In academic discussions, Chinese experts often have debates about the US deployment of missile defense systems in Asia-Pacific. Many Chinese experts firmly and genuinely believe that the US has a long-term strategy to gradually deploy missile defense systems around China, so that eventually they would completely neutralize China’s capacity to conduct a nuclear second strike. Personally, I don’t agree with this assessment. I lived and studied in the US for 6 years. I was able to attend policy meetings, workshops, academic exchanges, and I was able to see with my own eyes those debates among US officials and policy makers. They have very different views about what the US missile defense policy should be. They argue against each other and their views clash with each other. Sometimes, their views are so opposed that their personal relations were ruined. So you can see there’s a real internal debate. And if you observe in close distance, you will know there’s no way that the US government has a coherent long-term strategy for the next few decades, as their internal dispute is so serious that they want to kill each other. So, I think the reason why there’s so deep suspicion here in China is very much that people haven’t developed nuanced understandings. That’s the role that scholars should and can play. All this is in public, and you just need to read them and learn them. There’s no obstacle to learn. I think that’s good news for young experts: if you want to try, there’re always opportunities to learn. You can easily become an expert over time. After achieving that, experts would be in a much better position to make informed and positive contributions to policy debates.
AH: What recommendations would you give to Chinese young academics who try to find ways of combining their research interests with their disarmament work?
TZ: The nuclear field sounds very small and narrow but in fact it’s very broad and deep. I think young scholars can pick a niche area/niche topic that interests them and then try to understand everything about this very small topic. That will gradually help broaden their perspective and lead them to other related areas or topics. This is at least how it happened to me. I became interested in a small topic and then in the process of doing research I was exposed to even more topics of interests. So gradually you become more and more familiar with this field. There are many great educational programs that are available today, if you are determined to pursue a formal training in this field. There are many opportunities, short-term programs, long-term programs, master programs, PhD programs, etc. Young scholars should make full use of these resources.
I think it’s also important to note that nuclear policy is never an isolated topic. The reason that one country has this or that policy on disarmament, for example, is always closely related to its overall foreign policy or even domestic policy issues. It would benefit young experts to do two things simultaneously.

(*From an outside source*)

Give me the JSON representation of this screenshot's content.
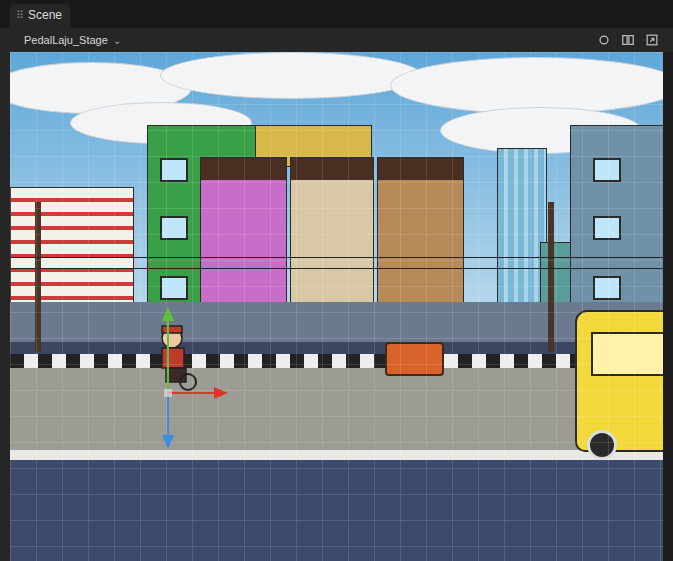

One is to develop very specialized expertise, in the specific research area; the other is to develop broad understandings about the foreign policy and domestic policy of the country under research. There are often strong connections between the two. You have to understand the one in order to understand the other. One challenge for young experts today is that they don’t necessarily pay much attention to the overall picture, for instance, what’s happening in China in general, what’s China’s overall foreign policy approach? They are sometimes only interested in one specific area. That’s fine in some cases, but in terms of disarmament policy and nuclear policy, it’s all very much connected to other issues. So, I think these two levels of efforts are necessary at the same time.